- _Exercise description_: Go through the entries below and count the lines where the word "text" appears; give only the count.
--- Data under study ---
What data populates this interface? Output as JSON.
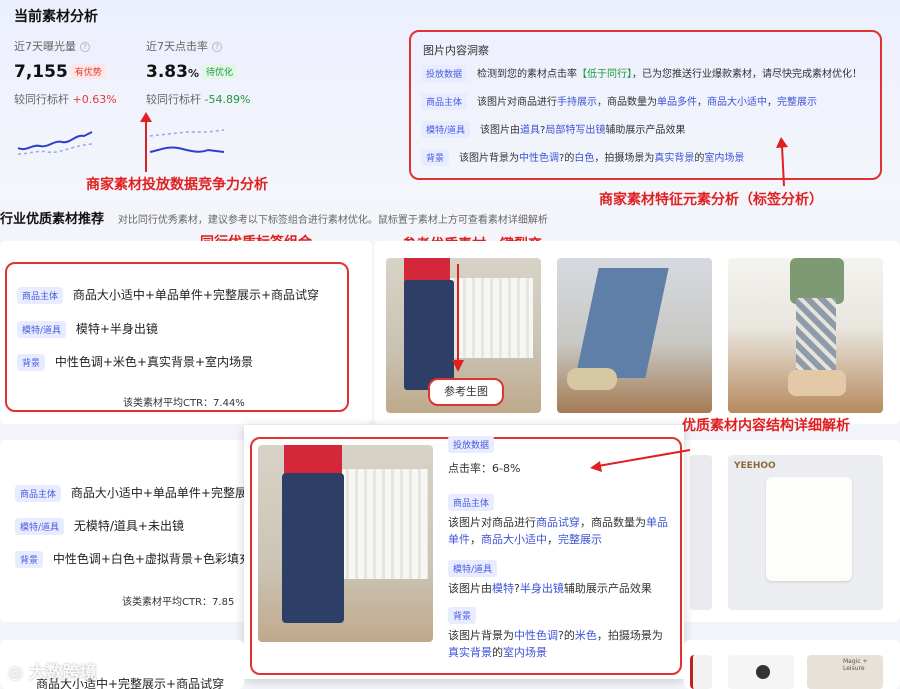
{
  "page_title": "当前素材分析",
  "metrics": [
    {
      "label": "近7天曝光量",
      "value": "7,155",
      "badge": "有优势",
      "bench_label": "较同行标杆",
      "bench_value": "+0.63%"
    },
    {
      "label": "近7天点击率",
      "value": "3.83",
      "unit": "%",
      "badge": "待优化",
      "bench_label": "较同行标杆",
      "bench_value": "-54.89%"
    }
  ],
  "insight": {
    "title": "图片内容洞察",
    "rows": [
      {
        "tag": "投放数据",
        "segs": [
          {
            "t": "检测到您的素材点击率"
          },
          {
            "t": "【低于同行】",
            "c": "green"
          },
          {
            "t": "，已为您推送行业爆款素材，请尽快完成素材优化！"
          }
        ]
      },
      {
        "tag": "商品主体",
        "segs": [
          {
            "t": "该图片对商品进行"
          },
          {
            "t": "手持展示",
            "c": "link"
          },
          {
            "t": "，商品数量为"
          },
          {
            "t": "单品多件",
            "c": "link"
          },
          {
            "t": "，"
          },
          {
            "t": "商品大小适中",
            "c": "link"
          },
          {
            "t": "，"
          },
          {
            "t": "完整展示",
            "c": "link"
          }
        ]
      },
      {
        "tag": "模特/道具",
        "segs": [
          {
            "t": "该图片由"
          },
          {
            "t": "道具",
            "c": "link"
          },
          {
            "t": "?"
          },
          {
            "t": "局部特写出镜",
            "c": "link"
          },
          {
            "t": "辅助展示产品效果"
          }
        ]
      },
      {
        "tag": "背景",
        "segs": [
          {
            "t": "该图片背景为"
          },
          {
            "t": "中性色调",
            "c": "link"
          },
          {
            "t": "?的"
          },
          {
            "t": "白色",
            "c": "link"
          },
          {
            "t": "，拍摄场景为"
          },
          {
            "t": "真实背景",
            "c": "link"
          },
          {
            "t": "的"
          },
          {
            "t": "室内场景",
            "c": "link"
          }
        ]
      }
    ]
  },
  "annotations": {
    "competitiveness": "商家素材投放数据竞争力分析",
    "tag_analysis": "商家素材特征元素分析（标签分析）",
    "peer_tags": "同行优质标签组合",
    "one_click": "参考优质素材一键裂变",
    "detail": "优质素材内容结构详细解析"
  },
  "industry": {
    "title": "行业优质素材推荐",
    "subtitle": "对比同行优秀素材，建议参考以下标签组合进行素材优化。鼠标置于素材上方可查看素材详细解析"
  },
  "group1": {
    "rows": [
      {
        "tag": "商品主体",
        "text": "商品大小适中+单品单件+完整展示+商品试穿"
      },
      {
        "tag": "模特/道具",
        "text": "模特+半身出镜"
      },
      {
        "tag": "背景",
        "text": "中性色调+米色+真实背景+室内场景"
      }
    ],
    "ctr": "该类素材平均CTR：7.44%"
  },
  "group2": {
    "rows": [
      {
        "tag": "商品主体",
        "text": "商品大小适中+单品单件+完整展"
      },
      {
        "tag": "模特/道具",
        "text": "无模特/道具+未出镜"
      },
      {
        "tag": "背景",
        "text": "中性色调+白色+虚拟背景+色彩填充"
      }
    ],
    "ctr": "该类素材平均CTR：7.85"
  },
  "group3_partial": "商品大小适中+完整展示+商品试穿",
  "ref_button": "参考生图",
  "popover": {
    "tag1": "投放数据",
    "ctr": "点击率：6-8%",
    "tag2": "商品主体",
    "line2": [
      {
        "t": "该图片对商品进行"
      },
      {
        "t": "商品试穿",
        "c": "link"
      },
      {
        "t": "，商品数量为"
      },
      {
        "t": "单品单件",
        "c": "link"
      },
      {
        "t": "，"
      },
      {
        "t": "商品大小适中",
        "c": "link"
      },
      {
        "t": "，"
      },
      {
        "t": "完整展示",
        "c": "link"
      }
    ],
    "tag3": "模特/道具",
    "line3": [
      {
        "t": "该图片由"
      },
      {
        "t": "模特",
        "c": "link"
      },
      {
        "t": "?"
      },
      {
        "t": "半身出镜",
        "c": "link"
      },
      {
        "t": "辅助展示产品效果"
      }
    ],
    "tag4": "背景",
    "line4": [
      {
        "t": "该图片背景为"
      },
      {
        "t": "中性色调",
        "c": "link"
      },
      {
        "t": "?的"
      },
      {
        "t": "米色",
        "c": "link"
      },
      {
        "t": "，拍摄场景为"
      },
      {
        "t": "真实背景",
        "c": "link"
      },
      {
        "t": "的"
      },
      {
        "t": "室内场景",
        "c": "link"
      }
    ]
  },
  "brand_label": "YEEHOO",
  "small_label": "Magic + Leisure",
  "watermark": "大数跨境",
  "colors": {
    "accent": "#3d54d6",
    "annotation": "#e02020",
    "tag_bg": "#e8ecff"
  }
}
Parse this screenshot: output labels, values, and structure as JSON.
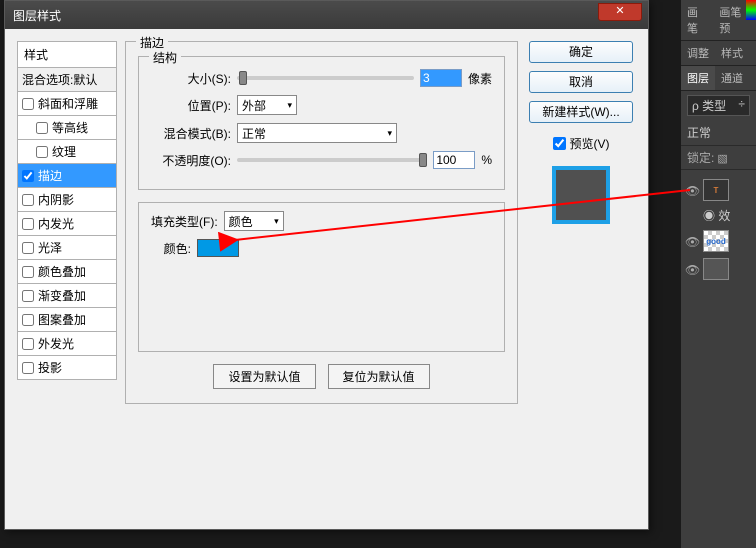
{
  "dialog": {
    "title": "图层样式",
    "styles_header": "样式",
    "blend_options": "混合选项:默认",
    "items": [
      {
        "label": "斜面和浮雕",
        "checked": false
      },
      {
        "label": "等高线",
        "checked": false
      },
      {
        "label": "纹理",
        "checked": false
      },
      {
        "label": "描边",
        "checked": true,
        "selected": true
      },
      {
        "label": "内阴影",
        "checked": false
      },
      {
        "label": "内发光",
        "checked": false
      },
      {
        "label": "光泽",
        "checked": false
      },
      {
        "label": "颜色叠加",
        "checked": false
      },
      {
        "label": "渐变叠加",
        "checked": false
      },
      {
        "label": "图案叠加",
        "checked": false
      },
      {
        "label": "外发光",
        "checked": false
      },
      {
        "label": "投影",
        "checked": false
      }
    ]
  },
  "stroke": {
    "group_title": "描边",
    "struct_title": "结构",
    "size_label": "大小(S):",
    "size_value": "3",
    "size_unit": "像素",
    "position_label": "位置(P):",
    "position_value": "外部",
    "blend_label": "混合模式(B):",
    "blend_value": "正常",
    "opacity_label": "不透明度(O):",
    "opacity_value": "100",
    "opacity_unit": "%",
    "fill_title": "填充类型(F):",
    "fill_value": "颜色",
    "color_label": "颜色:",
    "color_hex": "#0099e5",
    "btn_default": "设置为默认值",
    "btn_reset": "复位为默认值"
  },
  "buttons": {
    "ok": "确定",
    "cancel": "取消",
    "new_style": "新建样式(W)...",
    "preview": "预览(V)"
  },
  "side": {
    "tabs1": [
      "画笔",
      "画笔预"
    ],
    "tabs2": [
      "调整",
      "样式"
    ],
    "tabs3": [
      "图层",
      "通道"
    ],
    "kind": "类型",
    "mode": "正常",
    "lock": "锁定:",
    "layers": [
      {
        "type": "T",
        "label": ""
      },
      {
        "type": "fx",
        "label": "效"
      },
      {
        "type": "good",
        "label": "good"
      },
      {
        "type": "solid",
        "label": ""
      }
    ]
  }
}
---
- _Expected answer_: 6